« Reply #99 on: February 07, 2010, 10:46:58 AM »
Also forbidden to light candles? And if yes and you where in a dark room and were reading, what would you do? Are you allowed to read, even if it's prayer?

On Friday evening, before Sundown, we have a ritual to light Shabbat candles. It is only forbidden to light or extinguish fire thus fire which is kindled before Shabbat starts is allowed to burn. Thus if all the candles are lit before Shabbat starts they can provide light for prayer and the evening meal. This also means we can leave electric lights on on the house, usually in the living room and in the bathrooms.... We have special coverings for the light switches which remind us either to not turn the switch on, or if it is on from before Shabbat, to not turn them off.

This way we are also allowed to have hot food for Shabbats festive meals... The use of a 'crockpot' or slow cooker is allowed. We can place the food in the slow cooker on Friday afternoon, plug it in and allow it to slow cook over night... On Saturday afternoon we can eat delicious 'Cholent' {A special stew which Ashkenazi Jews customarily eat}.
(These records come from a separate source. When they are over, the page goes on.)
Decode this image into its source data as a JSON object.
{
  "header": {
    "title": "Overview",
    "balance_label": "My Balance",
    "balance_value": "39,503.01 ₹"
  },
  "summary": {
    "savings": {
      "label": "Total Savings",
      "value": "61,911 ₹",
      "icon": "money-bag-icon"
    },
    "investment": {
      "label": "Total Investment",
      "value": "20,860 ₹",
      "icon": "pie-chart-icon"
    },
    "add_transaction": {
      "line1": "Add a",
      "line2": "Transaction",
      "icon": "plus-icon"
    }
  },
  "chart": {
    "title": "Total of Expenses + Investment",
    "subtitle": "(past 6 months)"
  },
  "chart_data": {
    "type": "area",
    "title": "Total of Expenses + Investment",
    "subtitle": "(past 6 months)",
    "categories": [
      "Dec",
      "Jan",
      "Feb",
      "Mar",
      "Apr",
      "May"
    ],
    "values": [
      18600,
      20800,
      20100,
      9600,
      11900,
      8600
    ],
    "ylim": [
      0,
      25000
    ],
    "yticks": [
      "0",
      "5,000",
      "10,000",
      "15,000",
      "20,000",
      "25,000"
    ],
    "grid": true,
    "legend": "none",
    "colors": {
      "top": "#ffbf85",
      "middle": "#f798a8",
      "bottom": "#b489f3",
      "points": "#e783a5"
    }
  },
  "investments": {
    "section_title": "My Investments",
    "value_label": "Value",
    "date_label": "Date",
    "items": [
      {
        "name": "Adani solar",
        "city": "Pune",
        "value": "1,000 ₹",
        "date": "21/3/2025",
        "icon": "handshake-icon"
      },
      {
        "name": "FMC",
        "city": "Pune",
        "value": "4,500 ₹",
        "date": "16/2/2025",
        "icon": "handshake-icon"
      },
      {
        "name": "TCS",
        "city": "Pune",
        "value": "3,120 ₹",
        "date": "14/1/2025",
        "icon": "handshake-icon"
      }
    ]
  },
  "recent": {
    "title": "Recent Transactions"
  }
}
http://www.yutorah.org/lectures/lecture.cfm/722406/Rabbi_Josh_Flug/Electricity_and_Shabbat
or listen to Rabbi Flugs lecture on this topic
http://www.yutorah.org/lectures/lecture.cfm/720222/Rabbi%20Josh%20Flug/Electricity%20on%20Shabbat
http://www.daat.ac.il/daat/english/journal/broyde_1.htm
http://www.askmoses.com/en/article/208,122/What-are-the-39-melachot.html
http://www.chabad.org/library/article_cdo/aid/95914/jewish/Food-Preparation-on-Shabbat.htm
And you shall call out and say before the Lord, your God, "An Aramean [sought to] destroy my forefather, and he went down to Egypt and sojourned there with a small number of people, and there, he became a great, mighty, and numerous nation.
Devarim/Ki Tavo 26:5